Christmas used to be a 12-day drunken festival. Imagine Mardi Gras with snow. Cooks were always trying to top one another in outrageousness, from the traditional presentation of the boar’s head to the array of sickeningly sweet puddings. Day shows me a 19th-century illustration of a pie that took a crowd of servants to carry. It was filled with boned geese, woodcocks, hares and any other game they had around.

“This was the original turducken,” he says.

Ivan Day will be having beef roasted in front of an open fire for Christmas, and he says you really should stop and appreciate how Christmas must have felt to people, say, 400 years ago. They might have gone months eating the same thing every day, bacon and bread. The Christmas meal, with its exotic fruits and endless variety, must have felt like a miracle. “It was a moment of sunshine in a dreary year of grayness,” he says.

UK pub closes amid Salmonella investigation

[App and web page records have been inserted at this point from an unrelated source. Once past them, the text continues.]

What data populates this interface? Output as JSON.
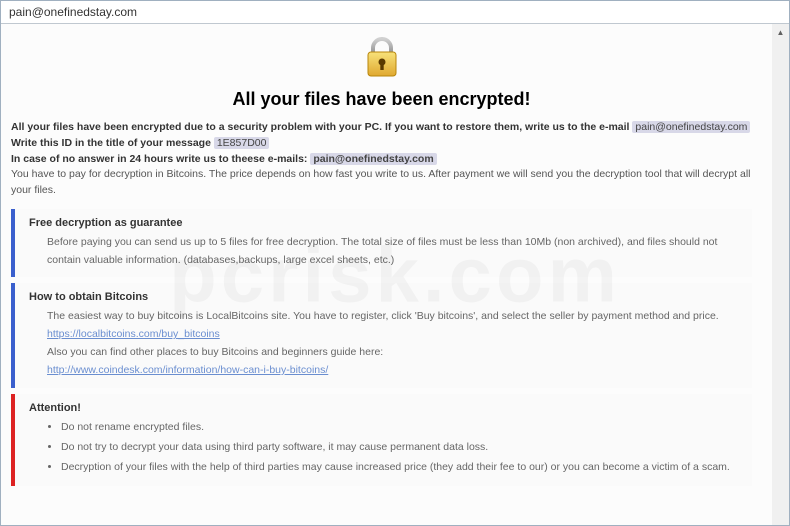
{
  "window": {
    "title": "pain@onefinedstay.com"
  },
  "header": {
    "heading": "All your files have been encrypted!"
  },
  "intro": {
    "line1a": "All your files have been encrypted due to a security problem with your PC. If you want to restore them, write us to the e-mail ",
    "email1": "pain@onefinedstay.com",
    "line2a": "Write this ID in the title of your message ",
    "id": "1E857D00",
    "line3a": "In case of no answer in 24 hours write us to theese e-mails: ",
    "email2": "pain@onefinedstay.com",
    "line4": "You have to pay for decryption in Bitcoins. The price depends on how fast you write to us. After payment we will send you the decryption tool that will decrypt all your files."
  },
  "guarantee": {
    "title": "Free decryption as guarantee",
    "body": "Before paying you can send us up to 5 files for free decryption. The total size of files must be less than 10Mb (non archived), and files should not contain valuable information. (databases,backups, large excel sheets, etc.)"
  },
  "howto": {
    "title": "How to obtain Bitcoins",
    "line1": "The easiest way to buy bitcoins is LocalBitcoins site. You have to register, click 'Buy bitcoins', and select the seller by payment method and price.",
    "link1": "https://localbitcoins.com/buy_bitcoins",
    "line2": "Also you can find other places to buy Bitcoins and beginners guide here:",
    "link2": "http://www.coindesk.com/information/how-can-i-buy-bitcoins/"
  },
  "attention": {
    "title": "Attention!",
    "items": [
      "Do not rename encrypted files.",
      "Do not try to decrypt your data using third party software, it may cause permanent data loss.",
      "Decryption of your files with the help of third parties may cause increased price (they add their fee to our) or you can become a victim of a scam."
    ]
  },
  "watermark": "pcrisk.com"
}
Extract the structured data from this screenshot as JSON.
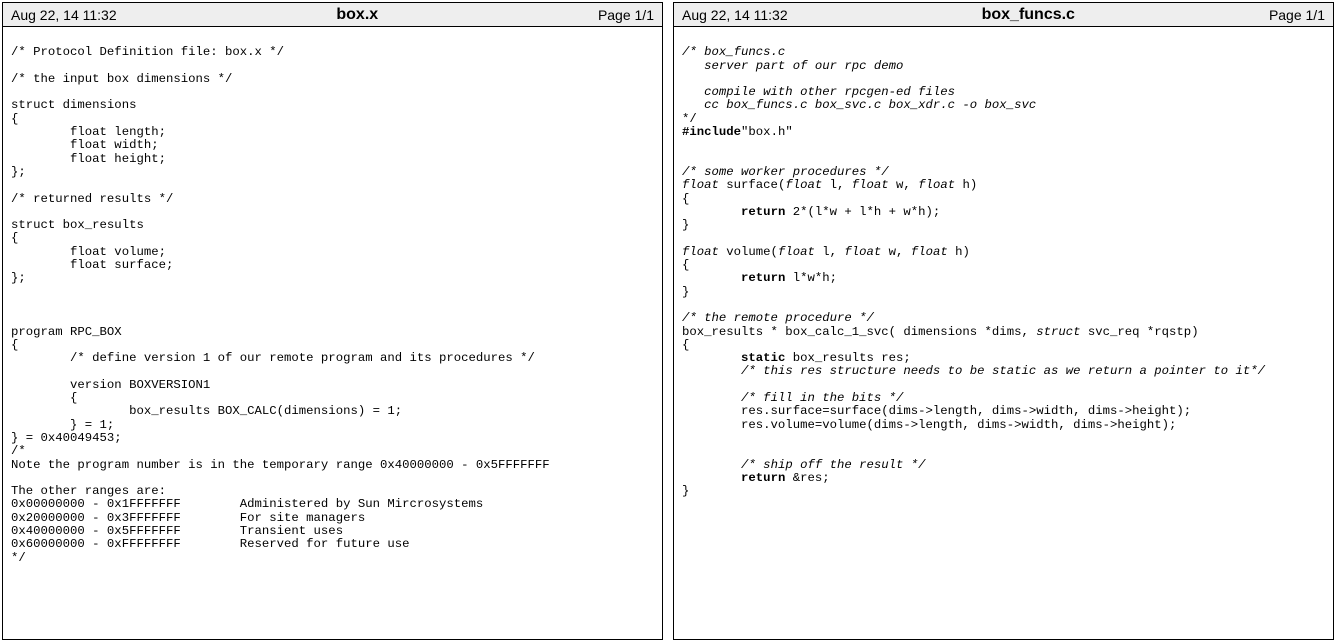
{
  "left": {
    "date": "Aug 22, 14 11:32",
    "title": "box.x",
    "pageno": "Page 1/1",
    "code": {
      "l01": "/* Protocol Definition file: box.x */",
      "l02": "",
      "l03": "/* the input box dimensions */",
      "l04": "",
      "l05": "struct dimensions",
      "l06": "{",
      "l07": "        float length;",
      "l08": "        float width;",
      "l09": "        float height;",
      "l10": "};",
      "l11": "",
      "l12": "/* returned results */",
      "l13": "",
      "l14": "struct box_results",
      "l15": "{",
      "l16": "        float volume;",
      "l17": "        float surface;",
      "l18": "};",
      "l19": "",
      "l20": "",
      "l21": "",
      "l22": "program RPC_BOX",
      "l23": "{",
      "l24": "        /* define version 1 of our remote program and its procedures */",
      "l25": "",
      "l26": "        version BOXVERSION1",
      "l27": "        {",
      "l28": "                box_results BOX_CALC(dimensions) = 1;",
      "l29": "        } = 1;",
      "l30": "} = 0x40049453;",
      "l31": "/*",
      "l32": "Note the program number is in the temporary range 0x40000000 - 0x5FFFFFFF",
      "l33": "",
      "l34": "The other ranges are:",
      "l35": "0x00000000 - 0x1FFFFFFF        Administered by Sun Mircrosystems",
      "l36": "0x20000000 - 0x3FFFFFFF        For site managers",
      "l37": "0x40000000 - 0x5FFFFFFF        Transient uses",
      "l38": "0x60000000 - 0xFFFFFFFF        Reserved for future use",
      "l39": "*/"
    }
  },
  "right": {
    "date": "Aug 22, 14 11:32",
    "title": "box_funcs.c",
    "pageno": "Page 1/1",
    "code": {
      "c01a": "/* box_funcs.c",
      "c01b": "   server part of our rpc demo",
      "c01c": "",
      "c01d": "   compile with other rpcgen-ed files",
      "c01e": "   cc box_funcs.c box_svc.c box_xdr.c -o box_svc",
      "c01f": "*/",
      "inc_kw": "#include",
      "inc_arg": "\"box.h\"",
      "blank1": "",
      "blank2": "",
      "c_sw": "/* some worker procedures */",
      "surf_t": "float",
      "surf_sig1": " surface(",
      "surf_p1t": "float",
      "surf_p1": " l, ",
      "surf_p2t": "float",
      "surf_p2": " w, ",
      "surf_p3t": "float",
      "surf_p3": " h)",
      "ob": "{",
      "ret1_pad": "        ",
      "ret1_kw": "return",
      "ret1_rest": " 2*(l*w + l*h + w*h);",
      "cb": "}",
      "blank3": "",
      "vol_t": "float",
      "vol_sig1": " volume(",
      "vol_p1t": "float",
      "vol_p1": " l, ",
      "vol_p2t": "float",
      "vol_p2": " w, ",
      "vol_p3t": "float",
      "vol_p3": " h)",
      "ob2": "{",
      "ret2_pad": "        ",
      "ret2_kw": "return",
      "ret2_rest": " l*w*h;",
      "cb2": "}",
      "blank4": "",
      "c_rp": "/* the remote procedure */",
      "bc_sig1": "box_results * box_calc_1_svc( dimensions *dims, ",
      "bc_struct": "struct",
      "bc_sig2": " svc_req *rqstp)",
      "ob3": "{",
      "st_pad": "        ",
      "st_kw": "static",
      "st_rest": " box_results res;",
      "c_static_pad": "        ",
      "c_static": "/* this res structure needs to be static as we return a pointer to it*/",
      "blank5": "",
      "c_fill_pad": "        ",
      "c_fill": "/* fill in the bits */",
      "assn1": "        res.surface=surface(dims->length, dims->width, dims->height);",
      "assn2": "        res.volume=volume(dims->length, dims->width, dims->height);",
      "blank6": "",
      "blank7": "",
      "c_ship_pad": "        ",
      "c_ship": "/* ship off the result */",
      "ret3_pad": "        ",
      "ret3_kw": "return",
      "ret3_rest": " &res;",
      "cb3": "}"
    }
  }
}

The Grove Farm, near junction 21 of the M1, will be shut until after Christmasand all bookings over the festive period have been cancelled. Health England said it first became aware of a problem at the venue in April after several people went to their GPswith stomach bugs and were found to have Salmonella poisoning. It said some of those affected were diners at Grove Farm, but was unable to confirm how many.

A spokesman said the restaurant was given a “deep clean” in the summer because of concerns, but the disease resurfaced recently, with more people falling ill.

This week, the restaurant’s owners, Greene King, voluntarily closed the premises, in Barton Close, Enderby.

Manager Amy Robertson said: “The decision to close has not been taken lightly.

“We have been working tirelessly with Environmental Health and Public Health England to try to identify if Grove Farm is associated with a cluster of salmonella cases in Leicestershire. While a number of those reporting sickness have not eaten with us, we are trying to understand if our pub could have played any part in illnesses reported by a very small number of our customers.

Show the public the menu, and where ingredients come from.